> _Task_
Print each of the records below, leaving every word as it is.

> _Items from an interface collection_

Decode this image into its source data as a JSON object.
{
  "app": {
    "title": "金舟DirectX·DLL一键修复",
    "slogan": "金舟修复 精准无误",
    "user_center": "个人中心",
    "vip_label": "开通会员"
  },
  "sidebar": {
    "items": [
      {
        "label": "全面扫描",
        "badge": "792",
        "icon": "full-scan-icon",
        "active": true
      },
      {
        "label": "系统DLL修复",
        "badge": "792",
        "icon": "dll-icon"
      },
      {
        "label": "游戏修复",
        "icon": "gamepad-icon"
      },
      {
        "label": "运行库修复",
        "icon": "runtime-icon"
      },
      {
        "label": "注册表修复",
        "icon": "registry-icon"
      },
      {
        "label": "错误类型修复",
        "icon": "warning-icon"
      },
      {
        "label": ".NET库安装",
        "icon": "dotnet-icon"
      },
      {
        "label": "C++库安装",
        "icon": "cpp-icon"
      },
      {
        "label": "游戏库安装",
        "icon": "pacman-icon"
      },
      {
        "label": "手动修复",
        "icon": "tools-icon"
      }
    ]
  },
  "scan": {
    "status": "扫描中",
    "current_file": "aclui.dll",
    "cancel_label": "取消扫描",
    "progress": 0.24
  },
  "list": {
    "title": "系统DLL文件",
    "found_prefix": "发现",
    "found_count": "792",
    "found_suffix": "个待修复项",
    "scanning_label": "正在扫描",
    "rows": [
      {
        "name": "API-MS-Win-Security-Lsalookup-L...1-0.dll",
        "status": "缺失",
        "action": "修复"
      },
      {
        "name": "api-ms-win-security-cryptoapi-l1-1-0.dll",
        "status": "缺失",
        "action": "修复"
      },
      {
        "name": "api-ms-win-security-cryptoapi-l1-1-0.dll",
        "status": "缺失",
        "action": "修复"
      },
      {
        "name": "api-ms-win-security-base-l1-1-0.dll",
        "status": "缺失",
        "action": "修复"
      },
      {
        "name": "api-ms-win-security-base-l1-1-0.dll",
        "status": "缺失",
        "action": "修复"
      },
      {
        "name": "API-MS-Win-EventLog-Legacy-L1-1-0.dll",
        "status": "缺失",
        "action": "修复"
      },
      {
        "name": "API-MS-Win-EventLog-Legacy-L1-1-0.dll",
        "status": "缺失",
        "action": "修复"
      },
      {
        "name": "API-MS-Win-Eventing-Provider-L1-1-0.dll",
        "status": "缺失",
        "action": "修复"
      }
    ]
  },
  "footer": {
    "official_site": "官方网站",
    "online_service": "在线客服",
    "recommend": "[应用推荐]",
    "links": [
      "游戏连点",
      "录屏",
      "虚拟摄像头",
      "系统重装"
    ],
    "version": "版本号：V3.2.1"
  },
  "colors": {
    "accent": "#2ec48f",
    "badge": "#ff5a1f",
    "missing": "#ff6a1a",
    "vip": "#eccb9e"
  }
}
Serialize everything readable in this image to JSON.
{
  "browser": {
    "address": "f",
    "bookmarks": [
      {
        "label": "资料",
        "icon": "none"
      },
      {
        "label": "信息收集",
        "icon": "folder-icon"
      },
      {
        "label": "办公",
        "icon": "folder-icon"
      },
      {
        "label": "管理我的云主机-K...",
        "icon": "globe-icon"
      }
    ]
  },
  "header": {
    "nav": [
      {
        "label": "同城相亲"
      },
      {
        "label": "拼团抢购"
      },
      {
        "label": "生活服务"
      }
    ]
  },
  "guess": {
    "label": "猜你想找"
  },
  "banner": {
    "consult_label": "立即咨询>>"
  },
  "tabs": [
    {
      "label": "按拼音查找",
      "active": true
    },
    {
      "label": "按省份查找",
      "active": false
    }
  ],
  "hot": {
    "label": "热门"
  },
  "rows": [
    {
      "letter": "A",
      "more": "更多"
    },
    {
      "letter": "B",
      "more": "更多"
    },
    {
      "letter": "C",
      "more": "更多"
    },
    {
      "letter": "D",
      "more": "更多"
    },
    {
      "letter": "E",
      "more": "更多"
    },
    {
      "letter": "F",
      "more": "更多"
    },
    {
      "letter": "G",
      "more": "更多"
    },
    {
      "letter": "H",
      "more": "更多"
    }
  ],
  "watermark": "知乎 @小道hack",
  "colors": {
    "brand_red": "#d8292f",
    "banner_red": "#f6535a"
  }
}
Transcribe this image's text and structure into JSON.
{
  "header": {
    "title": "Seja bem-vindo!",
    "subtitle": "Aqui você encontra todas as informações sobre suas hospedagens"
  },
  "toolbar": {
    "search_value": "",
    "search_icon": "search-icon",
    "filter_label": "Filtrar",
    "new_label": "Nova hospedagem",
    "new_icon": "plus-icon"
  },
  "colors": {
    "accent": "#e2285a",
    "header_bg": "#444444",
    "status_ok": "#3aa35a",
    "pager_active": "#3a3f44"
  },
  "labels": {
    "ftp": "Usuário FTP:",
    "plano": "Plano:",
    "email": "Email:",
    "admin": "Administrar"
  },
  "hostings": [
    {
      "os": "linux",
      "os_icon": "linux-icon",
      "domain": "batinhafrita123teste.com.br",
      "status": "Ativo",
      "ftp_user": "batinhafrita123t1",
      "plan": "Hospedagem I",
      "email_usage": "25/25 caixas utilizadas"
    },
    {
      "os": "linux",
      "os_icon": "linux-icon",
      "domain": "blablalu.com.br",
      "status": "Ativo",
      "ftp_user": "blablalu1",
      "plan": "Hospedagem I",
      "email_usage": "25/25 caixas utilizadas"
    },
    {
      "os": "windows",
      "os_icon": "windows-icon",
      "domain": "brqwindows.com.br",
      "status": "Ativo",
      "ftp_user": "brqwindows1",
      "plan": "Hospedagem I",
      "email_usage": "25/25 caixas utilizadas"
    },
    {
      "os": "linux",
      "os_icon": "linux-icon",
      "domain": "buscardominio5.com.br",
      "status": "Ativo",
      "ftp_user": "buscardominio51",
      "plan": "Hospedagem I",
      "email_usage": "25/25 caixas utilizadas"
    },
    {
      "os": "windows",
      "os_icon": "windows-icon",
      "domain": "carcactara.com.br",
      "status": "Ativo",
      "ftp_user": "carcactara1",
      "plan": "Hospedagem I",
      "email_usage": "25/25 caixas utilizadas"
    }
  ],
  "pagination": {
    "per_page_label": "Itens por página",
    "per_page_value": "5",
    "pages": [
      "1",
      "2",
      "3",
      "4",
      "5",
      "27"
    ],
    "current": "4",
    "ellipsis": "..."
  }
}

> _Exercise solution_
Decode this image into its source data as a JSON object.
{
  "app": {
    "title": "金舟DirectX·DLL一键修复",
    "slogan": "金舟修复 精准无误",
    "user_center": "个人中心",
    "vip_label": "开通会员"
  },
  "sidebar": {
    "items": [
      {
        "label": "全面扫描",
        "badge": "792",
        "icon": "full-scan-icon",
        "active": true
      },
      {
        "label": "系统DLL修复",
        "badge": "792",
        "icon": "dll-icon"
      },
      {
        "label": "游戏修复",
        "icon": "gamepad-icon"
      },
      {
        "label": "运行库修复",
        "icon": "runtime-icon"
      },
      {
        "label": "注册表修复",
        "icon": "registry-icon"
      },
      {
        "label": "错误类型修复",
        "icon": "warning-icon"
      },
      {
        "label": ".NET库安装",
        "icon": "dotnet-icon"
      },
      {
        "label": "C++库安装",
        "icon": "cpp-icon"
      },
      {
        "label": "游戏库安装",
        "icon": "pacman-icon"
      },
      {
        "label": "手动修复",
        "icon": "tools-icon"
      }
    ]
  },
  "scan": {
    "status": "扫描中",
    "current_file": "aclui.dll",
    "cancel_label": "取消扫描",
    "progress": 0.24
  },
  "list": {
    "title": "系统DLL文件",
    "found_prefix": "发现",
    "found_count": "792",
    "found_suffix": "个待修复项",
    "scanning_label": "正在扫描",
    "rows": [
      {
        "name": "API-MS-Win-Security-Lsalookup-L...1-0.dll",
        "status": "缺失",
        "action": "修复"
      },
      {
        "name": "api-ms-win-security-cryptoapi-l1-1-0.dll",
        "status": "缺失",
        "action": "修复"
      },
      {
        "name": "api-ms-win-security-cryptoapi-l1-1-0.dll",
        "status": "缺失",
        "action": "修复"
      },
      {
        "name": "api-ms-win-security-base-l1-1-0.dll",
        "status": "缺失",
        "action": "修复"
      },
      {
        "name": "api-ms-win-security-base-l1-1-0.dll",
        "status": "缺失",
        "action": "修复"
      },
      {
        "name": "API-MS-Win-EventLog-Legacy-L1-1-0.dll",
        "status": "缺失",
        "action": "修复"
      },
      {
        "name": "API-MS-Win-EventLog-Legacy-L1-1-0.dll",
        "status": "缺失",
        "action": "修复"
      },
      {
        "name": "API-MS-Win-Eventing-Provider-L1-1-0.dll",
        "status": "缺失",
        "action": "修复"
      }
    ]
  },
  "footer": {
    "official_site": "官方网站",
    "online_service": "在线客服",
    "recommend": "[应用推荐]",
    "links": [
      "游戏连点",
      "录屏",
      "虚拟摄像头",
      "系统重装"
    ],
    "version": "版本号：V3.2.1"
  },
  "colors": {
    "accent": "#2ec48f",
    "badge": "#ff5a1f",
    "missing": "#ff6a1a",
    "vip": "#eccb9e"
  }
}
Serialize everything readable in this image to JSON.
{
  "browser": {
    "address": "f",
    "bookmarks": [
      {
        "label": "资料",
        "icon": "none"
      },
      {
        "label": "信息收集",
        "icon": "folder-icon"
      },
      {
        "label": "办公",
        "icon": "folder-icon"
      },
      {
        "label": "管理我的云主机-K...",
        "icon": "globe-icon"
      }
    ]
  },
  "header": {
    "nav": [
      {
        "label": "同城相亲"
      },
      {
        "label": "拼团抢购"
      },
      {
        "label": "生活服务"
      }
    ]
  },
  "guess": {
    "label": "猜你想找"
  },
  "banner": {
    "consult_label": "立即咨询>>"
  },
  "tabs": [
    {
      "label": "按拼音查找",
      "active": true
    },
    {
      "label": "按省份查找",
      "active": false
    }
  ],
  "hot": {
    "label": "热门"
  },
  "rows": [
    {
      "letter": "A",
      "more": "更多"
    },
    {
      "letter": "B",
      "more": "更多"
    },
    {
      "letter": "C",
      "more": "更多"
    },
    {
      "letter": "D",
      "more": "更多"
    },
    {
      "letter": "E",
      "more": "更多"
    },
    {
      "letter": "F",
      "more": "更多"
    },
    {
      "letter": "G",
      "more": "更多"
    },
    {
      "letter": "H",
      "more": "更多"
    }
  ],
  "watermark": "知乎 @小道hack",
  "colors": {
    "brand_red": "#d8292f",
    "banner_red": "#f6535a"
  }
}
Transcribe this image's text and structure into JSON.
{
  "header": {
    "title": "Seja bem-vindo!",
    "subtitle": "Aqui você encontra todas as informações sobre suas hospedagens"
  },
  "toolbar": {
    "search_value": "",
    "search_icon": "search-icon",
    "filter_label": "Filtrar",
    "new_label": "Nova hospedagem",
    "new_icon": "plus-icon"
  },
  "colors": {
    "accent": "#e2285a",
    "header_bg": "#444444",
    "status_ok": "#3aa35a",
    "pager_active": "#3a3f44"
  },
  "labels": {
    "ftp": "Usuário FTP:",
    "plano": "Plano:",
    "email": "Email:",
    "admin": "Administrar"
  },
  "hostings": [
    {
      "os": "linux",
      "os_icon": "linux-icon",
      "domain": "batinhafrita123teste.com.br",
      "status": "Ativo",
      "ftp_user": "batinhafrita123t1",
      "plan": "Hospedagem I",
      "email_usage": "25/25 caixas utilizadas"
    },
    {
      "os": "linux",
      "os_icon": "linux-icon",
      "domain": "blablalu.com.br",
      "status": "Ativo",
      "ftp_user": "blablalu1",
      "plan": "Hospedagem I",
      "email_usage": "25/25 caixas utilizadas"
    },
    {
      "os": "windows",
      "os_icon": "windows-icon",
      "domain": "brqwindows.com.br",
      "status": "Ativo",
      "ftp_user": "brqwindows1",
      "plan": "Hospedagem I",
      "email_usage": "25/25 caixas utilizadas"
    },
    {
      "os": "linux",
      "os_icon": "linux-icon",
      "domain": "buscardominio5.com.br",
      "status": "Ativo",
      "ftp_user": "buscardominio51",
      "plan": "Hospedagem I",
      "email_usage": "25/25 caixas utilizadas"
    },
    {
      "os": "windows",
      "os_icon": "windows-icon",
      "domain": "carcactara.com.br",
      "status": "Ativo",
      "ftp_user": "carcactara1",
      "plan": "Hospedagem I",
      "email_usage": "25/25 caixas utilizadas"
    }
  ],
  "pagination": {
    "per_page_label": "Itens por página",
    "per_page_value": "5",
    "pages": [
      "1",
      "2",
      "3",
      "4",
      "5",
      "27"
    ],
    "current": "4",
    "ellipsis": "..."
  }
}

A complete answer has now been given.